Dilemma: Cancer records request
The husband of one of your patients who has been receiving palliative care for breast cancer arrives at the surgery asking for her medical records as they intend to complain about the care being provided by the practice. The husband also asks that they receive a full copy of her records by the next day as they have an appointment with their solicitors to discuss the case. How should you deal with this request?
A full, open, honest and sensitive approach may diffuse the situation
This situation is not uncommon in practice, often precipitated by an unguarded comment by a hospital or community colleague, and tests a practice’s complaints and consent procedures.
If possible the GP should see the husband immediately, actively listen and explore the nature of the complaint. If the husband was present during GP and hospital consultations consent is not required to discuss details, but is required before complete records are released. Otherwise consent for an initial conversation could be gained by telephone.

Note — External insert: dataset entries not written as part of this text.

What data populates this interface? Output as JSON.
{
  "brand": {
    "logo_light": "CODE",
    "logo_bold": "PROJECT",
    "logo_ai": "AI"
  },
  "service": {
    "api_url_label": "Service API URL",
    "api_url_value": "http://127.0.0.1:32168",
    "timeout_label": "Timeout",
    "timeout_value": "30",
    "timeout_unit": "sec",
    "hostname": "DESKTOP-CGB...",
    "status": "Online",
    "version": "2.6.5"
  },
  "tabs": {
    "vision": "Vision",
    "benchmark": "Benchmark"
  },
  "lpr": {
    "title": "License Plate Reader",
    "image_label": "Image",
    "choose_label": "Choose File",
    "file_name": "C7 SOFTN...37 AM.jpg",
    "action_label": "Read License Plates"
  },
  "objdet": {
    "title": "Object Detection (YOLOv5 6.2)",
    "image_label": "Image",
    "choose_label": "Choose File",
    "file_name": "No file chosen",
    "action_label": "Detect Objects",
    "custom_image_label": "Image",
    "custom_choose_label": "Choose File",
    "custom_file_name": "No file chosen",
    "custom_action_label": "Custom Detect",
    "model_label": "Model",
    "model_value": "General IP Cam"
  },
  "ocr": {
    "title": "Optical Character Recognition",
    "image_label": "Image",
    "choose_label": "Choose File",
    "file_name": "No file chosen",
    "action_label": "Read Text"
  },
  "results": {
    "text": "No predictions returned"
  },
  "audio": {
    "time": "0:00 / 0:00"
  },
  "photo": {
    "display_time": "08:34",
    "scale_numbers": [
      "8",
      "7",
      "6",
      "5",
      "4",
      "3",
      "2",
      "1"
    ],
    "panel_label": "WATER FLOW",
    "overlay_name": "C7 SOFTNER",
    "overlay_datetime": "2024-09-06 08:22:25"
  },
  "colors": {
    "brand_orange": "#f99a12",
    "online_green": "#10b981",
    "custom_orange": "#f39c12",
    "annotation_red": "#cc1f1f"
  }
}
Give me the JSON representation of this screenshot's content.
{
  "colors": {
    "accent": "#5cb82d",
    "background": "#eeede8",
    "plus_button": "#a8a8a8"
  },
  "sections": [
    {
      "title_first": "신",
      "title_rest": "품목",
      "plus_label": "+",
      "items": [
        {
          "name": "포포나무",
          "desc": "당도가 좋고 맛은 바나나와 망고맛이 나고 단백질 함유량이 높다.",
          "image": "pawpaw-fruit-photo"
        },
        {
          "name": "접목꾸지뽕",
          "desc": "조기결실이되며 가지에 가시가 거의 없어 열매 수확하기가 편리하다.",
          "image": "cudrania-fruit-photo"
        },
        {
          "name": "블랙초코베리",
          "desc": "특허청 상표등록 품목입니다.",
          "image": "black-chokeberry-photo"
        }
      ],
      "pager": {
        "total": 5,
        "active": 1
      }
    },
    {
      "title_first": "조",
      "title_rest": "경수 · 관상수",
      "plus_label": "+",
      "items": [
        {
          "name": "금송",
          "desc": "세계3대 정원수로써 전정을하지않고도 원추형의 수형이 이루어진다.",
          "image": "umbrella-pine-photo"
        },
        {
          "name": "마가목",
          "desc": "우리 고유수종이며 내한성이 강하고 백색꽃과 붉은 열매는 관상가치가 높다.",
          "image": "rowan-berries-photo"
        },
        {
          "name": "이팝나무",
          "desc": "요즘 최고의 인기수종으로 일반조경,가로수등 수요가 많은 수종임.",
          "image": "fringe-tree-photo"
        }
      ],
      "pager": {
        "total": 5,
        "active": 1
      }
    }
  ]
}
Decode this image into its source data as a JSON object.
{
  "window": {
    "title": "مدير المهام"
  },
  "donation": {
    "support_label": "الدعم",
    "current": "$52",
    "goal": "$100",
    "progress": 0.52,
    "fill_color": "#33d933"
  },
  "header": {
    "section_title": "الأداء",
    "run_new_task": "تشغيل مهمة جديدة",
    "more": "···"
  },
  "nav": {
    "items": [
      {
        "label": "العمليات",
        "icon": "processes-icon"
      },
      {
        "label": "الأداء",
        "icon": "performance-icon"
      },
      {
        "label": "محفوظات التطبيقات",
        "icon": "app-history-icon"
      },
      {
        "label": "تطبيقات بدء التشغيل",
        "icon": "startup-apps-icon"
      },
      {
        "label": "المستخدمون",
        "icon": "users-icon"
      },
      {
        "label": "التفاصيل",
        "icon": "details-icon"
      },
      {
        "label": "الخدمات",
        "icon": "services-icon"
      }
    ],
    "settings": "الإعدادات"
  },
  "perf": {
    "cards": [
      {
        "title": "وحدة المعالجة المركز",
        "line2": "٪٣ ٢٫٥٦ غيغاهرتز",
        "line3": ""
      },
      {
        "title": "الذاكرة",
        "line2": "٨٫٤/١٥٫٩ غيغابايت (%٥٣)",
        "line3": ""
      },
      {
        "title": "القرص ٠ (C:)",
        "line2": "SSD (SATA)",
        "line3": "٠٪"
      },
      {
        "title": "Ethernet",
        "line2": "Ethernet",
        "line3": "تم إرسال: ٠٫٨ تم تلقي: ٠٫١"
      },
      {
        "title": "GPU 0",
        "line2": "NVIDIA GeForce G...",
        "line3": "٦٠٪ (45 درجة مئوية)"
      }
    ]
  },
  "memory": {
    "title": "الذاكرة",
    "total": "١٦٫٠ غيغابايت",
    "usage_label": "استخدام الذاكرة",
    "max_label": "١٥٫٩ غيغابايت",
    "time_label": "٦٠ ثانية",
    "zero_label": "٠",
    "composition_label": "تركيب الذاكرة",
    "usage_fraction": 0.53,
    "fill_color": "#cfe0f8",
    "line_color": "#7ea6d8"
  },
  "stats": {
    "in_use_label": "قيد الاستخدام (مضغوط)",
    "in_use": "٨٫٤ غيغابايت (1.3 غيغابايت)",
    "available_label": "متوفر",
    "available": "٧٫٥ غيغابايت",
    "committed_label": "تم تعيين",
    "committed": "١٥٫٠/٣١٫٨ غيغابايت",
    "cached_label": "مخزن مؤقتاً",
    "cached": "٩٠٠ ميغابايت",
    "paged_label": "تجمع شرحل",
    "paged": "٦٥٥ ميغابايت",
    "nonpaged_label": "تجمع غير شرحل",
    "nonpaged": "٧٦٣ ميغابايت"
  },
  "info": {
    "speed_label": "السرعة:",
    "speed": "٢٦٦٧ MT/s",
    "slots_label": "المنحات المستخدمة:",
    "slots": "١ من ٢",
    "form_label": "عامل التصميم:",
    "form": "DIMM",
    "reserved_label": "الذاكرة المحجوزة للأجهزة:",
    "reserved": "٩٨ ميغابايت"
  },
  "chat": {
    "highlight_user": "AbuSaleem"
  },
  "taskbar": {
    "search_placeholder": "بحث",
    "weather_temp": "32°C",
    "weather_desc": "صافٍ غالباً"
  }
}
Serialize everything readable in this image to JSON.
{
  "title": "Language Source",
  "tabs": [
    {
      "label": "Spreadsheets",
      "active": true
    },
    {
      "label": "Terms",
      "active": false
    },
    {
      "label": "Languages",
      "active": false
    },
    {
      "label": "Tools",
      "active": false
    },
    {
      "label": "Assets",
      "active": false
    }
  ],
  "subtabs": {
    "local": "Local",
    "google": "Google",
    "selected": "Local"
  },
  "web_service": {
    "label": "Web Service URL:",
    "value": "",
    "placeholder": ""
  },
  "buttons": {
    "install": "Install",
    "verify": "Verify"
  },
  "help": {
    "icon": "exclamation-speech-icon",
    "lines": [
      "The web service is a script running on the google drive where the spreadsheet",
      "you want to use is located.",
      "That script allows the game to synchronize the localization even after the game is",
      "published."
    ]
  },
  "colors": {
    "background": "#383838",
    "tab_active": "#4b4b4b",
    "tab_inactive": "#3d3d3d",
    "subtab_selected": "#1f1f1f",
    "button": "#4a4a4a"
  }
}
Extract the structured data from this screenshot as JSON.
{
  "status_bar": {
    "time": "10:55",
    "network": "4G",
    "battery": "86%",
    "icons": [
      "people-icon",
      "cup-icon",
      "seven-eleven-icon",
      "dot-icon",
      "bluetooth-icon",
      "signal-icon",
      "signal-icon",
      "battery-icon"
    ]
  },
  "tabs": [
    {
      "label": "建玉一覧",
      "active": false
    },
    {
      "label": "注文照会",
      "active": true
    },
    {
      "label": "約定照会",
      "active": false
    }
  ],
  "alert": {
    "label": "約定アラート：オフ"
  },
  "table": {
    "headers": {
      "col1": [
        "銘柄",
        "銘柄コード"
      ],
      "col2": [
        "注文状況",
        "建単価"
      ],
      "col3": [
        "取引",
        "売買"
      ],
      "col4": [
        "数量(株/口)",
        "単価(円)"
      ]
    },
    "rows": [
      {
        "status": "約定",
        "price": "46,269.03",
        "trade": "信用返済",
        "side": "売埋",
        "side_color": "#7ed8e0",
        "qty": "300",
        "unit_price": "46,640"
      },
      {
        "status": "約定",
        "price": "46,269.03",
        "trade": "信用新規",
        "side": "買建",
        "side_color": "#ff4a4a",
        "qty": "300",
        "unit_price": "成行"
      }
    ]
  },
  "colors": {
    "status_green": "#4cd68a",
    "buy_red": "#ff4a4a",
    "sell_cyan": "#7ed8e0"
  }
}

If a GP is not available the receptionist should offer an early appointment and the husband encouraged to complete the practice’s complaints leaflet.
If appropriate offer to print off records pertinent to the breast cancer at the time of the initial conversation. Consider waiving any fee for this, but explain that a formal request would be needed for the full records, preferably from the solicitor, with written patient consent. If there are records kept only in hard copy you should advise of the unavoidable delay in copying them and any charges.
A full, open, honest and sensitive approach at the initial contact with appropriate sincere apologies may diffuse the situation, and avoid the stress caused by a formal complaint.
Dr Grant Ingrams is a GP in Coventry and has previously acted as the chairman of the GPC IT subcommittee.
Show compassion, no matter how unfair the complaint may appear
It’s an unpleasant shock when a complaint is made about patient care. The best response is to be co-operative and understanding, no matter how much you feel the complaint is unfounded. An invitation to discuss the care of his wife, with her consent, with the practice team involved may not have been considered by her husband and could be a conciliatory first step. In such a scenario the family may be under immense emotional as well as physical distress and should be treated sympathetically. A discussion at practice level could lead to a better understanding by both complainant and the practice where the difficulties lie and enable the formulation of a management plan that is acceptable to all parties.
But as GPs we are aware that not all individuals would be receptive to such a discussion. It must be explained access to the records of third parties needs their explicit consent, it could take time to prepare the records, the practice is under no obligation to provide them with such short notice and there could be a charge. Where there is a perceived grievance it is always best to show compassion, no matter how unfair the complaint may appear.
Dr Mary Church is a GP in Glasgow and chaired the LMCs conference in 2012. She was voted as one of the top 50 GPs in the same year.
Access to records must be given ‘promptly’
Under the Data Protection Act 1998, patients have a right of access to their medical records. In this case the request has come from a third party – the patient’s husband – and as such, you must first obtain the patient’s consent. Ideally this would be in written form but verbal consent could also be acceptable, particularly in cases where the deadline is tight.
The patient has requested her complete records but, if there is any information in the records about or provided by another individual (with the exception of healthcare workers involved in her care), then this third-party data should normally be removed. Likewise, if her record contains personal sensitive data which she is unaware of, and would be likely to cause her serious psychological or physical harm, this can also be removed as appropriate. The GMC provides specific guidance on this matter.
Access to records must be given ‘promptly’, ideally within 21 days, but the Act allows for a maximum 40 days from receipt of the request in writing and any payment due. In this case, therefore, you are under no obligation to supply the medical records to the husband by the following day. You may, however, decide to supply the records as soon as practicable to assist the patient with their complaint.
Alan Frame is a risk adviser at UK medical defence organisation, MDDUS.